Unable to bring his strength to bear against an evasive enemy, Antony decided that his only option was to try to C HAPTER 1 38 break out of the Gulf and fight his way through Agrippa’s blockade. He concealed his intention from his already demoralized army and when a strong northwest wind arrived on 2 September 31 bce, Antony ordered his fleet, now reduced to no more than 170 vessels, out of the Gulf and into the open sea. The four-hour battle that followed was directed by Octavian, who was aboard a small brigantine (suffering, it has been suggested, from sea-sickness), but fought by his admiral, Agrippa.
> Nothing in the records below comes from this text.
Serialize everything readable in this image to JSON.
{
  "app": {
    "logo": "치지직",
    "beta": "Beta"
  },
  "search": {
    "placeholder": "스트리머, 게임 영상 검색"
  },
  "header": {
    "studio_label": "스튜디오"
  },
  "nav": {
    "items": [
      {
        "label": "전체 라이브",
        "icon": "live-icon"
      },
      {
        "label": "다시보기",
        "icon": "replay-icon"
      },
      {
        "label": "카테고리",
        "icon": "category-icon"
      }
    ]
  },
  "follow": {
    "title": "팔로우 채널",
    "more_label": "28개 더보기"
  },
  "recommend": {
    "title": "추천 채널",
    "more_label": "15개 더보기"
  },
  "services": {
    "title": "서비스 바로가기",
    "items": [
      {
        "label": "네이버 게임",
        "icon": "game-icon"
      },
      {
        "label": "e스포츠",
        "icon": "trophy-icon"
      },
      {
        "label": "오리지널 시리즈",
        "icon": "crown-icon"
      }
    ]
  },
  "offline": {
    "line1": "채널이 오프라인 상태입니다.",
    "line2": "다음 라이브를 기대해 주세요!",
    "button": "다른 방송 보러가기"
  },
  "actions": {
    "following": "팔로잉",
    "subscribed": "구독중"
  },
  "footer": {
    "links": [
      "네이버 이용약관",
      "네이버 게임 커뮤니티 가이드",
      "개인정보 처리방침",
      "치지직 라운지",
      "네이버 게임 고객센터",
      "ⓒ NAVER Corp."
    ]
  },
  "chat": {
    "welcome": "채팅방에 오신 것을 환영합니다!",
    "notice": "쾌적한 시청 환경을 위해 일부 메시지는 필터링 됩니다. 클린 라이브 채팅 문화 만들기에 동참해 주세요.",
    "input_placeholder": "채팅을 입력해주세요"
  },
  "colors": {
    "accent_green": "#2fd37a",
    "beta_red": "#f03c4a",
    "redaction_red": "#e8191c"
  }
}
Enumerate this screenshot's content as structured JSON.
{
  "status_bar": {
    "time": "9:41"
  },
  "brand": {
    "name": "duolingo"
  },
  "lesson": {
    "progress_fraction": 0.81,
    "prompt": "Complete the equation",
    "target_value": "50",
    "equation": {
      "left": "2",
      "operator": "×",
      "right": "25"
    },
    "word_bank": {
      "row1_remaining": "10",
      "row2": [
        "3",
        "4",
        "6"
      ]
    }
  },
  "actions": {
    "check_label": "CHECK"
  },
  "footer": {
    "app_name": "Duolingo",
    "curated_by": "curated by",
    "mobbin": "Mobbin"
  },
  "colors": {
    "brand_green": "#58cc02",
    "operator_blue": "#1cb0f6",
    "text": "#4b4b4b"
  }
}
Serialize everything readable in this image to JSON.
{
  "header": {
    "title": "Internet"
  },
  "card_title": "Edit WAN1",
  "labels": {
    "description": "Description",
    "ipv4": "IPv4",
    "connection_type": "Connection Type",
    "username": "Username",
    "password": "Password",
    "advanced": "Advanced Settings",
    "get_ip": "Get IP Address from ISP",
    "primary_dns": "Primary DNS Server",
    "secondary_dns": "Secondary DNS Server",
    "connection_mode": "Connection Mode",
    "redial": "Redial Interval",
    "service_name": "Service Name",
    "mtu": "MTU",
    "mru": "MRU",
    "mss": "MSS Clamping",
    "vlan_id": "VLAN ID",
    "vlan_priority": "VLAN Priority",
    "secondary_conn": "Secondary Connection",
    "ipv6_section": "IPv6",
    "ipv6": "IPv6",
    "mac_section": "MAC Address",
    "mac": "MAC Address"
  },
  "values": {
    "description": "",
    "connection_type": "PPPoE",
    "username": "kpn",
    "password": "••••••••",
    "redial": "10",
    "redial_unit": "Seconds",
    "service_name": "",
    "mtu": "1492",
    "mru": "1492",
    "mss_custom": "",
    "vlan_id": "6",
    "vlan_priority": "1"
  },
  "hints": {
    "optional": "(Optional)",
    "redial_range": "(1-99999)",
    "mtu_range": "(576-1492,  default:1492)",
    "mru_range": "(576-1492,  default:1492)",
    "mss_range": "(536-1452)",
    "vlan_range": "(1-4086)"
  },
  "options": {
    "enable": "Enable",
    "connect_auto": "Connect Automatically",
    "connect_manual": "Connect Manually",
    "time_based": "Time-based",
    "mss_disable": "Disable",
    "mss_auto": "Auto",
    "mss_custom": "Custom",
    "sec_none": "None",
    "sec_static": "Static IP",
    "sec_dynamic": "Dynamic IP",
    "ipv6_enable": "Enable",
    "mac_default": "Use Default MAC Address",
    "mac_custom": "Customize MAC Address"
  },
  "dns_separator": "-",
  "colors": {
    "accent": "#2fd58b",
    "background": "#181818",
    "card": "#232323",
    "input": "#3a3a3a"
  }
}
In September 1066, the king of Norway, Harald Hardrada (‘hard ruler’), invaded northeast England with a large Viking army, determined to wrest control of the kingdom; less than a month later, a Norman army under William landed in the south, driven by the same ambition. Politics in early medieval England was decided by the sword. William had been promised the throne of England not only by Edward the Confessor, but, or so the Normans claimed, by Harold Godwinson himself. An ambitious and violent soldier, descended from Viking settlers, Duke William had already subjugated much of the area around his duchy of Normandy.
Mark Antony and some of his vessels on the right then followed them, but sensing that his flagship was too slow, he transferred to a lighter and faster vessel and caught up with Cleopatra, leaving his fleet and his army to their fate. That fate was harsh indeed. At least two-thirds of the fleet was captured after several hours of fierce fighting and perhaps 10,000 men killed, some of them, according to ancient accounts, ‘mangled by sea monsters’. Much of the army came over to Octavian and those who fled the scene surrendered not long after in Macedonia.